Automatic analysis of cryo-electron tomography

This seminar will take place on Wednesday 24th April at 11:30am. All colleagues from Rutherford Appleton Laboratory are very welcome to attend.




Seminar Abstract: The cell is the basic structural and functional unit of all living organisms. Understanding how cells function is fundamental to life science. Macromolecules are nano-machines inside cells that govern the cellular processes. To fully understand such processes, it is necessary to know the native structures and spatial organizations of macromolecules inside single cells, and their interactions with other subcellular components. Such information has been extremely difficult to obtain due to a lack of suitable data acquisition techniques. 

The recent revolution of Cryo-electron tomography (cryo-ET) 3D imaging technology has made collecting such information possible. Cryo-ET captures a 3D image of a single cell's subcellular structures at sub-molecular resolution and in a near-native state.

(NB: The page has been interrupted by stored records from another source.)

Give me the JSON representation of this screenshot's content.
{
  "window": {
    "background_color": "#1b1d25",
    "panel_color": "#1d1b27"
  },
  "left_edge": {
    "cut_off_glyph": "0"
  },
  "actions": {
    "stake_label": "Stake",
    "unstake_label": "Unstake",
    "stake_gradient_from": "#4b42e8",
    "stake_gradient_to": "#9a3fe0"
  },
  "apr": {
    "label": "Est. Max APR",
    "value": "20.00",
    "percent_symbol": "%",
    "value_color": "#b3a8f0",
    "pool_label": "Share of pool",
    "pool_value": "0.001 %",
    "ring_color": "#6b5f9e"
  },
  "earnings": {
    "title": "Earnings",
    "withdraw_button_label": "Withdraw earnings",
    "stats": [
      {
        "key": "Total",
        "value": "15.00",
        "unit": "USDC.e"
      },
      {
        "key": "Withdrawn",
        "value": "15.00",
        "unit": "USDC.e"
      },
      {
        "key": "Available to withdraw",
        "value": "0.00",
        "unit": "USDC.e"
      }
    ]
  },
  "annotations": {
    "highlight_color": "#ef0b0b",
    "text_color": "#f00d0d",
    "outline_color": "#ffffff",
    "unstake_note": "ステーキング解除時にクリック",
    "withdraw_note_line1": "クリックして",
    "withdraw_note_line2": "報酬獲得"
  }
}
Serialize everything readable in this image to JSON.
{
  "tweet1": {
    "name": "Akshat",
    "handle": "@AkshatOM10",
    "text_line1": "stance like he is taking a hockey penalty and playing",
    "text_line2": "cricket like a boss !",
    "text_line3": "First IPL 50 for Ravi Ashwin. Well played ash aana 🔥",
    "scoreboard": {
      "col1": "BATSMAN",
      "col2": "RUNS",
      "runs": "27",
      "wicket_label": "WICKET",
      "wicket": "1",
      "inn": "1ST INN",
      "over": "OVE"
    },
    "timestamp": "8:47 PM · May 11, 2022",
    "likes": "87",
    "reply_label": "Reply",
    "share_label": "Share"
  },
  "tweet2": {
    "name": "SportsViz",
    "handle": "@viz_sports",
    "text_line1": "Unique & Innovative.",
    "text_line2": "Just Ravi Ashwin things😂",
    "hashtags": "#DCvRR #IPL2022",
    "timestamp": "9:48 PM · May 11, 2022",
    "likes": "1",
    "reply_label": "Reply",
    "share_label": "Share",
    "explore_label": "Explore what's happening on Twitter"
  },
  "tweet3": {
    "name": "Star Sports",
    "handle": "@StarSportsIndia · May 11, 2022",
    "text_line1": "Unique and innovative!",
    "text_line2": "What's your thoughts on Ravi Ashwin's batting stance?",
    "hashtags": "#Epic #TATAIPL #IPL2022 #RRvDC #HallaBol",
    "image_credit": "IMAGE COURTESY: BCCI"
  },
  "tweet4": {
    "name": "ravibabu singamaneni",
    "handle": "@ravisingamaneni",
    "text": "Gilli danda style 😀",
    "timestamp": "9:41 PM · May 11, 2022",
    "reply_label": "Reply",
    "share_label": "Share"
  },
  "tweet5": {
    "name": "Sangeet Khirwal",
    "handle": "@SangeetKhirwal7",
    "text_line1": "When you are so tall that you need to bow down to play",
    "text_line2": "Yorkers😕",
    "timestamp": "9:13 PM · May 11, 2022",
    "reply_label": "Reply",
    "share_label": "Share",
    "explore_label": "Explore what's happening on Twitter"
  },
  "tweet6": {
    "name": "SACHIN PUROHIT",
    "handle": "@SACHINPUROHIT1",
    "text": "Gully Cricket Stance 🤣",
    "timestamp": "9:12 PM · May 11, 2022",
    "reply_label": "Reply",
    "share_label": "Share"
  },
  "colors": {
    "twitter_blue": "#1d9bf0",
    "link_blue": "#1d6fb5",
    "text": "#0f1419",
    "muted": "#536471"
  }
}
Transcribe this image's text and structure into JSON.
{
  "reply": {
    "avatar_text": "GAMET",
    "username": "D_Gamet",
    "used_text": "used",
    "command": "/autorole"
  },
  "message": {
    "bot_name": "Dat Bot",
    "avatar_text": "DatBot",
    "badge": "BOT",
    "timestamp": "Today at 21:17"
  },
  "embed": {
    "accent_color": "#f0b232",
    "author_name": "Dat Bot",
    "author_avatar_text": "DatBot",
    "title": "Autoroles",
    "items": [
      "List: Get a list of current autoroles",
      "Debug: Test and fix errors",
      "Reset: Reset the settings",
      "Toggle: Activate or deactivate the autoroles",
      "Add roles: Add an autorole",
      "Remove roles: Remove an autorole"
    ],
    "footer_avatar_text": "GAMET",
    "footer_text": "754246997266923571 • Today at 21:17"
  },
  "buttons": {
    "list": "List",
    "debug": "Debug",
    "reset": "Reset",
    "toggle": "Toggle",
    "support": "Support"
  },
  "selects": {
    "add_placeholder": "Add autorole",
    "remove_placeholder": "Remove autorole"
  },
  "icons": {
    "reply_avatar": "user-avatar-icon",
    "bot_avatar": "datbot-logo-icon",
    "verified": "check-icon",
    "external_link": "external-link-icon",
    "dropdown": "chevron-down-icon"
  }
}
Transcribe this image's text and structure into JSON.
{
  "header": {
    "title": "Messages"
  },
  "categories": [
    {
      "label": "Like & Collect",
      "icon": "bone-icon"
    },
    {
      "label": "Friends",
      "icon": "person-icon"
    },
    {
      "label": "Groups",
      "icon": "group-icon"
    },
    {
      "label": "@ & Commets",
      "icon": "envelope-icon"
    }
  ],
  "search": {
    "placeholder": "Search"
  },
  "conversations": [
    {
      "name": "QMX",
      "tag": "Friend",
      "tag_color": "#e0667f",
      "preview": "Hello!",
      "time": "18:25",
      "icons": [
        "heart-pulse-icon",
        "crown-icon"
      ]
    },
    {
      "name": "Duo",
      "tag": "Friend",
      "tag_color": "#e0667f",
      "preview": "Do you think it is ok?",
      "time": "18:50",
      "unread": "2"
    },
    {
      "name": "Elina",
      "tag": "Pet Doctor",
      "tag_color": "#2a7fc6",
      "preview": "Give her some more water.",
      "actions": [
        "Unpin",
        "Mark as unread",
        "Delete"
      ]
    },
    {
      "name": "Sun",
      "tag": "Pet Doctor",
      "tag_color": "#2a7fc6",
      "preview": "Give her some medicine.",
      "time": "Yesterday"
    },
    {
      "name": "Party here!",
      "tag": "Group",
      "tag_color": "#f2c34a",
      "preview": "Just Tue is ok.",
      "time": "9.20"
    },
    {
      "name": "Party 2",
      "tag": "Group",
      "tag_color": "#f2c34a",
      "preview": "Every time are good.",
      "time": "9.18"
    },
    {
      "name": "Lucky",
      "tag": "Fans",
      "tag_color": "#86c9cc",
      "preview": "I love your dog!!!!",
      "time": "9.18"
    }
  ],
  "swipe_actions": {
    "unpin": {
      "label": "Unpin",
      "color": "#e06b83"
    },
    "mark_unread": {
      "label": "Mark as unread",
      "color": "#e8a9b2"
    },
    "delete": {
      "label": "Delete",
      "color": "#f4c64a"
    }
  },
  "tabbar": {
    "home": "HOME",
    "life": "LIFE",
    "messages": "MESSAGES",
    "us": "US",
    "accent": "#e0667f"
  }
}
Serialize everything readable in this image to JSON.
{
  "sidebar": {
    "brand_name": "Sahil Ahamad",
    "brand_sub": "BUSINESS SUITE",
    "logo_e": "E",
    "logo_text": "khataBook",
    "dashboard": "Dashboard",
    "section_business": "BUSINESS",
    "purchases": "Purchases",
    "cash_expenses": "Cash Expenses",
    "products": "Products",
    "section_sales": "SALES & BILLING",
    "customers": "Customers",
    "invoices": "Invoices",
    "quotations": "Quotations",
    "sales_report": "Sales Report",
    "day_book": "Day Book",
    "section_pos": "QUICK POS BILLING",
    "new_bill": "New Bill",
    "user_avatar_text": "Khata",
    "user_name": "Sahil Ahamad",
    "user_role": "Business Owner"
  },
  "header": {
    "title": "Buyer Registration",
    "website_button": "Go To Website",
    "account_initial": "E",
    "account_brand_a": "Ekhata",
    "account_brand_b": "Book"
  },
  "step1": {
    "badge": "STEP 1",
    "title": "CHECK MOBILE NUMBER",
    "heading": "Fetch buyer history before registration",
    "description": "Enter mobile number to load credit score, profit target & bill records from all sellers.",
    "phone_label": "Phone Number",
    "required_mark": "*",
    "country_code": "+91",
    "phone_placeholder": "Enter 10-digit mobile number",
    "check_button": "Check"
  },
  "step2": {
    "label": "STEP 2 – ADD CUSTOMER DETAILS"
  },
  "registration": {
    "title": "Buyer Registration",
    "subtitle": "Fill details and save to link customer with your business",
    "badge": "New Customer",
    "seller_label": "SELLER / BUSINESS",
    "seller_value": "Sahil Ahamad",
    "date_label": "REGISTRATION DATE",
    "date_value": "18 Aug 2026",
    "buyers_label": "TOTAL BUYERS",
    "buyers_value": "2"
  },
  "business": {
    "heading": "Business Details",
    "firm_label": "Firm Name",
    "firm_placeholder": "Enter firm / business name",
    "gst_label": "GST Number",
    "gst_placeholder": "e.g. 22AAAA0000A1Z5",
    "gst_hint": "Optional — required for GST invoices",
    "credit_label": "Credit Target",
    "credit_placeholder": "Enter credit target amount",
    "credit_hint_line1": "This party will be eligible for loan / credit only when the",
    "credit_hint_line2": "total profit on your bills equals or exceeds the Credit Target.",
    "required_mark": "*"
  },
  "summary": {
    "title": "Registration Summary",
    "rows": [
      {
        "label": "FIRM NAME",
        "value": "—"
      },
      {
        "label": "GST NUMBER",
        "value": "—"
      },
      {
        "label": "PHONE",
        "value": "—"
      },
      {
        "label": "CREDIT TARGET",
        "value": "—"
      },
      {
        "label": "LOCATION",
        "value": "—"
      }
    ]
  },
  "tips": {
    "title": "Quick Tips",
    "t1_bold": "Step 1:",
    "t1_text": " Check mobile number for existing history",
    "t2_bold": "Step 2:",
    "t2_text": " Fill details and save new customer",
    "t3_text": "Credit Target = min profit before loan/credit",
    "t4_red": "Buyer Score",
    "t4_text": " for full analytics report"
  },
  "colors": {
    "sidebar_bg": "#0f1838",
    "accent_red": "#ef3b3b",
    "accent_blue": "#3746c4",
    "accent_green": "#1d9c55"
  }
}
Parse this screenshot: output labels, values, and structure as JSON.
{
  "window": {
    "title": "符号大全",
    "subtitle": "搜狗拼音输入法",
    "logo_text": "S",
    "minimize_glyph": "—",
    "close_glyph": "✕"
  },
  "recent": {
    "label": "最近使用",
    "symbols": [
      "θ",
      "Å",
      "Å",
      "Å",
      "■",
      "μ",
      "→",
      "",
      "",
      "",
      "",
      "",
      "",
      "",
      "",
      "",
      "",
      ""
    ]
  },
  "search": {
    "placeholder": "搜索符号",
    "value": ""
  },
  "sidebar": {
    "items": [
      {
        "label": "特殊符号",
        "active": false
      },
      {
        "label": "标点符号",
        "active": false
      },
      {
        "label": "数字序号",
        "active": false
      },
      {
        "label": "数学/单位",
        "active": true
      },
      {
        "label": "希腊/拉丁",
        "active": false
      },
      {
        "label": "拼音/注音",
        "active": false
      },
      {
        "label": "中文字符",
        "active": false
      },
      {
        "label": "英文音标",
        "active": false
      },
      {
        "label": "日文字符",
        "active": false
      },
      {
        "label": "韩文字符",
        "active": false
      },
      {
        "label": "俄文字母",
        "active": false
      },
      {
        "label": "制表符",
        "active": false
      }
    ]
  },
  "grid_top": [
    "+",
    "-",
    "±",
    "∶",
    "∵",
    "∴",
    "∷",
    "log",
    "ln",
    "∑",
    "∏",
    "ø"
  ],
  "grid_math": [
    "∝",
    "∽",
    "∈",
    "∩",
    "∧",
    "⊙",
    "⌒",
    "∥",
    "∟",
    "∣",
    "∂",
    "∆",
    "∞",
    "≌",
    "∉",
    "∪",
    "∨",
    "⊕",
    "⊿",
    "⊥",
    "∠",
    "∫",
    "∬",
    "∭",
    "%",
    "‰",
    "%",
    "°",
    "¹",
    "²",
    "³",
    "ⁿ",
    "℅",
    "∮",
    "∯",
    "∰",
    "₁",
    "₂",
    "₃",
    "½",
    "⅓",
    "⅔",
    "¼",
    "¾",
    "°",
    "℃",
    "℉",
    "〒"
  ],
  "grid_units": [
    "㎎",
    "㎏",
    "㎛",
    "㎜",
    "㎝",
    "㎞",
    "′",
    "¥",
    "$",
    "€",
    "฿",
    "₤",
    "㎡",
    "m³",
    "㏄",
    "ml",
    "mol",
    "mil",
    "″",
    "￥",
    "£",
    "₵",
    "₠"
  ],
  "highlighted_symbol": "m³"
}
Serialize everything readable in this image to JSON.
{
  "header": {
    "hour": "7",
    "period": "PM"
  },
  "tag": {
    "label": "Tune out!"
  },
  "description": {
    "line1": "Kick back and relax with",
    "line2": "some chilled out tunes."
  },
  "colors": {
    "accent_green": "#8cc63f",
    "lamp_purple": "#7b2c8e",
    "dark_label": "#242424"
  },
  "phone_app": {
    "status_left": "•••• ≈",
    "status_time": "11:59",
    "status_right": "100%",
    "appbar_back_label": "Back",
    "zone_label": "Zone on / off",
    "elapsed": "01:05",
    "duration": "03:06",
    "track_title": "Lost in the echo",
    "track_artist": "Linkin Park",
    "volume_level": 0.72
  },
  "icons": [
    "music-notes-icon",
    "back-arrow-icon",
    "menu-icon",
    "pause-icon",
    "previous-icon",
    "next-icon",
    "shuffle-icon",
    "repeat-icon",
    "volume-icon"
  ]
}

It provides unprecedented opportunities for systematically studying the native spatial organization of subcellular structures, especially macromolecules. However, cryo-ET has a high degree of structural complexity and imaging limits, such as high structural diversity and crowding, low signal-to-noise ratio, and missing values. These have made the automated systematic analysis of such images extremely difficult. 

Since 2008, we have been developing image analysis methods to address this challenge. In particular, we focus on systematic recognition and recovery of the structures of large numbers (millions) of macromolecules captured by cryo-ET, without relying on external structural knowledge. To do so, we have developed different cryo-ET image registration, classification, segmentation restoration techniques. Our effort is a key step for systematic analysis of macromolecules' structures and spatial organizations inside single cells captured by cryo-ET.